►

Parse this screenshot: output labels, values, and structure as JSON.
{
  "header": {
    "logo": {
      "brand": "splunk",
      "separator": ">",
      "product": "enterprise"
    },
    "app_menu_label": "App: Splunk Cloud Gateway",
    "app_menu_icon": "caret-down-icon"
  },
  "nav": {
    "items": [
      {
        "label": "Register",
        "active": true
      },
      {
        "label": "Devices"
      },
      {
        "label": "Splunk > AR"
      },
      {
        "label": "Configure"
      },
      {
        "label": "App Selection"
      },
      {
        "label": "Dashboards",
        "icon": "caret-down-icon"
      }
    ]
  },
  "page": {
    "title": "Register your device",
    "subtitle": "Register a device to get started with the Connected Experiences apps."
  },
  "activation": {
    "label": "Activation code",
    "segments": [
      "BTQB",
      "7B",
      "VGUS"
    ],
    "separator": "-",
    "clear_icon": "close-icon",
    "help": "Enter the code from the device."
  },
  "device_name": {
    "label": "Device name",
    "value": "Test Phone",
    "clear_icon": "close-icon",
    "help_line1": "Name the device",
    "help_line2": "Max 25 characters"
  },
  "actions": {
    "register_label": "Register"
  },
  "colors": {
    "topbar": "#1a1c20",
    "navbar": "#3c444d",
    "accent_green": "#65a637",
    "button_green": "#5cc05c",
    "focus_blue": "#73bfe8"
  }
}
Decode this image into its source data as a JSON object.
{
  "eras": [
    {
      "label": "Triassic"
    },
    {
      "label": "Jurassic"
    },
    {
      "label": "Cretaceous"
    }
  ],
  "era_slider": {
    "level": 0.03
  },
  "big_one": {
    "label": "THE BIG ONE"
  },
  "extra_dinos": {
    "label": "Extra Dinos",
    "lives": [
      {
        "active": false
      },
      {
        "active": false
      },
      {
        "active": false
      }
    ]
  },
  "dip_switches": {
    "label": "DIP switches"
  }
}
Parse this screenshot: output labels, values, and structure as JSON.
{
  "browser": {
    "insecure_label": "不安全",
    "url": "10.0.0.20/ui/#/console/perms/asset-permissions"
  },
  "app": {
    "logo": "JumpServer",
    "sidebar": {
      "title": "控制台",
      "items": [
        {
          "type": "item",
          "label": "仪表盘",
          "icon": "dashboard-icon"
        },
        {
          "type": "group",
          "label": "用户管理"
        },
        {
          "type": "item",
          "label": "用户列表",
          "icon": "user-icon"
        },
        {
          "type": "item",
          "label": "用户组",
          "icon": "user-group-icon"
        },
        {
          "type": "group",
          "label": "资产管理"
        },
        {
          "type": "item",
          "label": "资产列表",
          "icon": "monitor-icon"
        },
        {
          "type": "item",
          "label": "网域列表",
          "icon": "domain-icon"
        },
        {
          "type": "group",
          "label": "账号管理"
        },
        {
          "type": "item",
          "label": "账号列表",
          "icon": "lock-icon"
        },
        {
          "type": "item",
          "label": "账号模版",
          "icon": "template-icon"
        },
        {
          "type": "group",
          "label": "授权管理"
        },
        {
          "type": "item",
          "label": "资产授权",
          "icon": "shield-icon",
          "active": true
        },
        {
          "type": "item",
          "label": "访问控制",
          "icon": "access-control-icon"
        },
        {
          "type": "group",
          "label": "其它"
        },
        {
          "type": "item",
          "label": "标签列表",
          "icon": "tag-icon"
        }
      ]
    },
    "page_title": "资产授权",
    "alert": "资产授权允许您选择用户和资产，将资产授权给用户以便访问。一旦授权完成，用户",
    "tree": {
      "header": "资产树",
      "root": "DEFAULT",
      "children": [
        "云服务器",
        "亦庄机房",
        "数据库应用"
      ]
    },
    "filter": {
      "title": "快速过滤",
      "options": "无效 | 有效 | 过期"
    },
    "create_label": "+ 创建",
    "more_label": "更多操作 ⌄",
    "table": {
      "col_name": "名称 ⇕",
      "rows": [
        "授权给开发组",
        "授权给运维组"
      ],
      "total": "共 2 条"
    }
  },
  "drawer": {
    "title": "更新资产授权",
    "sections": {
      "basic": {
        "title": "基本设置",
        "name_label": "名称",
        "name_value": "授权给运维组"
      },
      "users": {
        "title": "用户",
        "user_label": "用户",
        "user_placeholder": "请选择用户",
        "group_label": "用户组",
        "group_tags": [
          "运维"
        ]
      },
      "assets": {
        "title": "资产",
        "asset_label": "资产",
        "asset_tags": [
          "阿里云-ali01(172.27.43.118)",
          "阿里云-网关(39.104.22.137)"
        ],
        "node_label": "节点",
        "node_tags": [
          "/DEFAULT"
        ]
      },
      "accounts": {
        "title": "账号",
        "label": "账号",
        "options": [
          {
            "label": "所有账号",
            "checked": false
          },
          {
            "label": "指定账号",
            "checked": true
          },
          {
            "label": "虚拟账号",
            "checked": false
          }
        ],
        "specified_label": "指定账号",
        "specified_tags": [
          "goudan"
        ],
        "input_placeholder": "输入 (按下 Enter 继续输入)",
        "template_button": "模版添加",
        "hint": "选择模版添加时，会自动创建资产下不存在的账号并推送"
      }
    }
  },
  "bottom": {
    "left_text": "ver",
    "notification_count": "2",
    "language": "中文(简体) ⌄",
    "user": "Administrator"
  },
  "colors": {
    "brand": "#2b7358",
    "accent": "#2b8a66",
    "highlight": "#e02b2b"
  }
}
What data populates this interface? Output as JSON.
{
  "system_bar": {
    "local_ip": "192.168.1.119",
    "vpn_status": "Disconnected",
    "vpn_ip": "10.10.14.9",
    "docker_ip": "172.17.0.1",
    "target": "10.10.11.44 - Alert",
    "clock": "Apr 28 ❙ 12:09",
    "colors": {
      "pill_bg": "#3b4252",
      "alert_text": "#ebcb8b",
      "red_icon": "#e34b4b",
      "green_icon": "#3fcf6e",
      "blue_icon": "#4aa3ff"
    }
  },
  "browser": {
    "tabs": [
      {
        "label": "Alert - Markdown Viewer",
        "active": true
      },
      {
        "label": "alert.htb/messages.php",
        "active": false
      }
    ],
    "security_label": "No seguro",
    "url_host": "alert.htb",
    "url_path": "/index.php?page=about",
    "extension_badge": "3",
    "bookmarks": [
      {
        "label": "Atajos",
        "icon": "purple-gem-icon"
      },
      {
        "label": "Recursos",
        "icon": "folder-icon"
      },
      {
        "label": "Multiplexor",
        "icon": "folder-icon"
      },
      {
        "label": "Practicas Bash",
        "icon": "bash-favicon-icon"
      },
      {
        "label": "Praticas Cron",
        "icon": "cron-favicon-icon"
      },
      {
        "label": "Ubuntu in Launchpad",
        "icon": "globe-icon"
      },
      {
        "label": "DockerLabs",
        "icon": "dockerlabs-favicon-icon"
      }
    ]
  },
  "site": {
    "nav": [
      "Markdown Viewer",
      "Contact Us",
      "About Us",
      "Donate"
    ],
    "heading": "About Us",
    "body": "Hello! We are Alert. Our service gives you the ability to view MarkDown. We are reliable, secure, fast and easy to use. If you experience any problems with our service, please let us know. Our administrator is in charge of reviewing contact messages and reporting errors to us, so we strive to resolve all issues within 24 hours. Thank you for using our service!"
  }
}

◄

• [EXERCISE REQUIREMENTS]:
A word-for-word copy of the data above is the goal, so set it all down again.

• [ANSWER SECTION]:
Parse this screenshot: output labels, values, and structure as JSON.
{
  "header": {
    "logo": {
      "brand": "splunk",
      "separator": ">",
      "product": "enterprise"
    },
    "app_menu_label": "App: Splunk Cloud Gateway",
    "app_menu_icon": "caret-down-icon"
  },
  "nav": {
    "items": [
      {
        "label": "Register",
        "active": true
      },
      {
        "label": "Devices"
      },
      {
        "label": "Splunk > AR"
      },
      {
        "label": "Configure"
      },
      {
        "label": "App Selection"
      },
      {
        "label": "Dashboards",
        "icon": "caret-down-icon"
      }
    ]
  },
  "page": {
    "title": "Register your device",
    "subtitle": "Register a device to get started with the Connected Experiences apps."
  },
  "activation": {
    "label": "Activation code",
    "segments": [
      "BTQB",
      "7B",
      "VGUS"
    ],
    "separator": "-",
    "clear_icon": "close-icon",
    "help": "Enter the code from the device."
  },
  "device_name": {
    "label": "Device name",
    "value": "Test Phone",
    "clear_icon": "close-icon",
    "help_line1": "Name the device",
    "help_line2": "Max 25 characters"
  },
  "actions": {
    "register_label": "Register"
  },
  "colors": {
    "topbar": "#1a1c20",
    "navbar": "#3c444d",
    "accent_green": "#65a637",
    "button_green": "#5cc05c",
    "focus_blue": "#73bfe8"
  }
}
Decode this image into its source data as a JSON object.
{
  "eras": [
    {
      "label": "Triassic"
    },
    {
      "label": "Jurassic"
    },
    {
      "label": "Cretaceous"
    }
  ],
  "era_slider": {
    "level": 0.03
  },
  "big_one": {
    "label": "THE BIG ONE"
  },
  "extra_dinos": {
    "label": "Extra Dinos",
    "lives": [
      {
        "active": false
      },
      {
        "active": false
      },
      {
        "active": false
      }
    ]
  },
  "dip_switches": {
    "label": "DIP switches"
  }
}
Parse this screenshot: output labels, values, and structure as JSON.
{
  "browser": {
    "insecure_label": "不安全",
    "url": "10.0.0.20/ui/#/console/perms/asset-permissions"
  },
  "app": {
    "logo": "JumpServer",
    "sidebar": {
      "title": "控制台",
      "items": [
        {
          "type": "item",
          "label": "仪表盘",
          "icon": "dashboard-icon"
        },
        {
          "type": "group",
          "label": "用户管理"
        },
        {
          "type": "item",
          "label": "用户列表",
          "icon": "user-icon"
        },
        {
          "type": "item",
          "label": "用户组",
          "icon": "user-group-icon"
        },
        {
          "type": "group",
          "label": "资产管理"
        },
        {
          "type": "item",
          "label": "资产列表",
          "icon": "monitor-icon"
        },
        {
          "type": "item",
          "label": "网域列表",
          "icon": "domain-icon"
        },
        {
          "type": "group",
          "label": "账号管理"
        },
        {
          "type": "item",
          "label": "账号列表",
          "icon": "lock-icon"
        },
        {
          "type": "item",
          "label": "账号模版",
          "icon": "template-icon"
        },
        {
          "type": "group",
          "label": "授权管理"
        },
        {
          "type": "item",
          "label": "资产授权",
          "icon": "shield-icon",
          "active": true
        },
        {
          "type": "item",
          "label": "访问控制",
          "icon": "access-control-icon"
        },
        {
          "type": "group",
          "label": "其它"
        },
        {
          "type": "item",
          "label": "标签列表",
          "icon": "tag-icon"
        }
      ]
    },
    "page_title": "资产授权",
    "alert": "资产授权允许您选择用户和资产，将资产授权给用户以便访问。一旦授权完成，用户",
    "tree": {
      "header": "资产树",
      "root": "DEFAULT",
      "children": [
        "云服务器",
        "亦庄机房",
        "数据库应用"
      ]
    },
    "filter": {
      "title": "快速过滤",
      "options": "无效 | 有效 | 过期"
    },
    "create_label": "+ 创建",
    "more_label": "更多操作 ⌄",
    "table": {
      "col_name": "名称 ⇕",
      "rows": [
        "授权给开发组",
        "授权给运维组"
      ],
      "total": "共 2 条"
    }
  },
  "drawer": {
    "title": "更新资产授权",
    "sections": {
      "basic": {
        "title": "基本设置",
        "name_label": "名称",
        "name_value": "授权给运维组"
      },
      "users": {
        "title": "用户",
        "user_label": "用户",
        "user_placeholder": "请选择用户",
        "group_label": "用户组",
        "group_tags": [
          "运维"
        ]
      },
      "assets": {
        "title": "资产",
        "asset_label": "资产",
        "asset_tags": [
          "阿里云-ali01(172.27.43.118)",
          "阿里云-网关(39.104.22.137)"
        ],
        "node_label": "节点",
        "node_tags": [
          "/DEFAULT"
        ]
      },
      "accounts": {
        "title": "账号",
        "label": "账号",
        "options": [
          {
            "label": "所有账号",
            "checked": false
          },
          {
            "label": "指定账号",
            "checked": true
          },
          {
            "label": "虚拟账号",
            "checked": false
          }
        ],
        "specified_label": "指定账号",
        "specified_tags": [
          "goudan"
        ],
        "input_placeholder": "输入 (按下 Enter 继续输入)",
        "template_button": "模版添加",
        "hint": "选择模版添加时，会自动创建资产下不存在的账号并推送"
      }
    }
  },
  "bottom": {
    "left_text": "ver",
    "notification_count": "2",
    "language": "中文(简体) ⌄",
    "user": "Administrator"
  },
  "colors": {
    "brand": "#2b7358",
    "accent": "#2b8a66",
    "highlight": "#e02b2b"
  }
}
What data populates this interface? Output as JSON.
{
  "system_bar": {
    "local_ip": "192.168.1.119",
    "vpn_status": "Disconnected",
    "vpn_ip": "10.10.14.9",
    "docker_ip": "172.17.0.1",
    "target": "10.10.11.44 - Alert",
    "clock": "Apr 28 ❙ 12:09",
    "colors": {
      "pill_bg": "#3b4252",
      "alert_text": "#ebcb8b",
      "red_icon": "#e34b4b",
      "green_icon": "#3fcf6e",
      "blue_icon": "#4aa3ff"
    }
  },
  "browser": {
    "tabs": [
      {
        "label": "Alert - Markdown Viewer",
        "active": true
      },
      {
        "label": "alert.htb/messages.php",
        "active": false
      }
    ],
    "security_label": "No seguro",
    "url_host": "alert.htb",
    "url_path": "/index.php?page=about",
    "extension_badge": "3",
    "bookmarks": [
      {
        "label": "Atajos",
        "icon": "purple-gem-icon"
      },
      {
        "label": "Recursos",
        "icon": "folder-icon"
      },
      {
        "label": "Multiplexor",
        "icon": "folder-icon"
      },
      {
        "label": "Practicas Bash",
        "icon": "bash-favicon-icon"
      },
      {
        "label": "Praticas Cron",
        "icon": "cron-favicon-icon"
      },
      {
        "label": "Ubuntu in Launchpad",
        "icon": "globe-icon"
      },
      {
        "label": "DockerLabs",
        "icon": "dockerlabs-favicon-icon"
      }
    ]
  },
  "site": {
    "nav": [
      "Markdown Viewer",
      "Contact Us",
      "About Us",
      "Donate"
    ],
    "heading": "About Us",
    "body": "Hello! We are Alert. Our service gives you the ability to view MarkDown. We are reliable, secure, fast and easy to use. If you experience any problems with our service, please let us know. Our administrator is in charge of reviewing contact messages and reporting errors to us, so we strive to resolve all issues within 24 hours. Thank you for using our service!"
  }
}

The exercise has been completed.